Dark morning today. Clouded over, gusts of wind, but eerily quiet. The only birds I heard were a crow or two. There were light, icy flakes of snow hitting my face, but I couldn't see them in the air; it almost felt like blackflies during peak season, but it's definitely too early for that.
Just a few tired patches of snow left. I know better than to imagine we're done with it, though. There could be a big dump of snow even in April.
There's a weird sense of tedium to this recent stretch of mornings. For almost two weeks now the thermometer has been within a few degrees of 32 every time I check before going outside. It's almost like we're in a long holding pattern before something else finally happens.
The dogs were set in motion again by a scent all over the back field that even I could detect. I'm hoping that they're all smart enough not to get skunked one of these spring evenings, but that's another futile hope, I suppose. We'll be ready with our handy bottle of "Skunk Kleen."
Speaking of skunks - the woman who picked up Heidi and Pepper had just finished cleaning her sprayed dog when she came to get the goats, so now when I think of skunks I think of Heidi and Pepper. First report is that they are adjusting well - happy in their new home and getting to know sheep for the first time.
The middle and high schools both succeeded in qualifying to go on to the state show choir competition last night. So T. and I will both continue working on our piano accompaniment parts. Her high school pit band is terrific; I think they and their show choir will do well. I made it through my part as well, in spite of a poorly timed hot flash which had me tearing off my sweater in between numbers. I had to shed it quickly before I tackled Supercalifragilisticexpialidocious at lightning speed, which brings me to a sweat even in the best of times.
T. and I got laughing the other day about how piano playing can feel like an athletic event. There are particular moves that are especially difficult, and you dread their approach, wondering if you'll be able to execute them successfully. We pictured the olympic announcer:
"That sixteenth run in G flat is coming up, followed by two quick triplets, one of the tougher moves in this event. She looks a little tentative....OH! A little stutter, she'll lose a couple of points for that..."

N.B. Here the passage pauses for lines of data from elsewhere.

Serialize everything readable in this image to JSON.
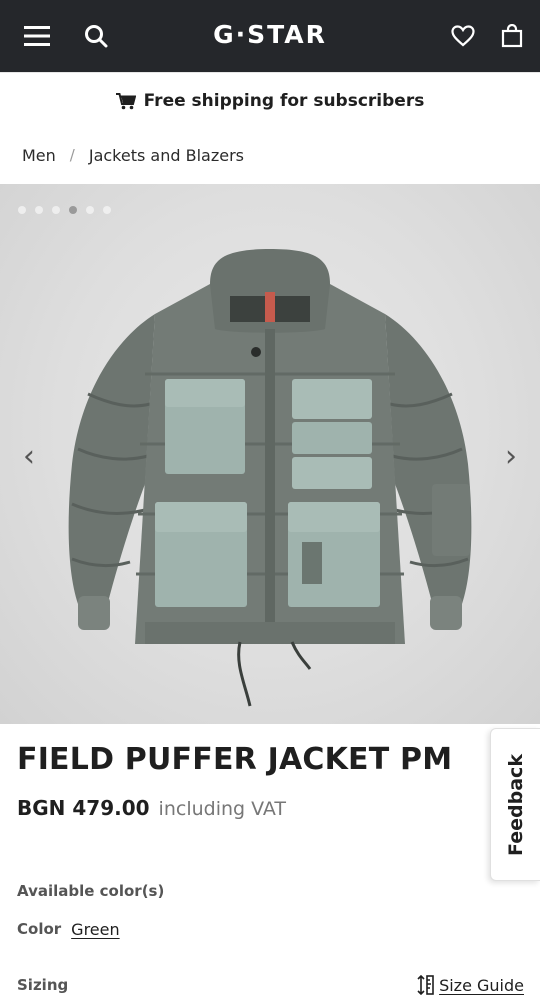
{
  "header": {
    "menu_icon": "hamburger-menu-icon",
    "search_icon": "search-icon",
    "logo_text": "G·STAR",
    "wishlist_icon": "heart-icon",
    "bag_icon": "shopping-bag-icon",
    "bg_color": "#25272b"
  },
  "promo": {
    "icon": "cart-icon",
    "text": "Free shipping for subscribers"
  },
  "breadcrumb": {
    "items": [
      "Men",
      "Jackets and Blazers"
    ],
    "separator": "/"
  },
  "gallery": {
    "slide_count": 6,
    "active_index": 3,
    "prev_arrow": "‹",
    "next_arrow": "›"
  },
  "product": {
    "title": "FIELD PUFFER JACKET PM",
    "price": "BGN 479.00",
    "vat_note": "including VAT",
    "available_colors_label": "Available color(s)",
    "color_label": "Color",
    "color_value": "Green",
    "sizing_label": "Sizing",
    "size_guide_label": "Size Guide"
  },
  "feedback": {
    "label": "Feedback"
  }
}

Here's a great (farcical) piece of music that T. gave me for Christmas a couple of years ago. Extreme piano. Whenever I think what I'm working on is hard, I look at this: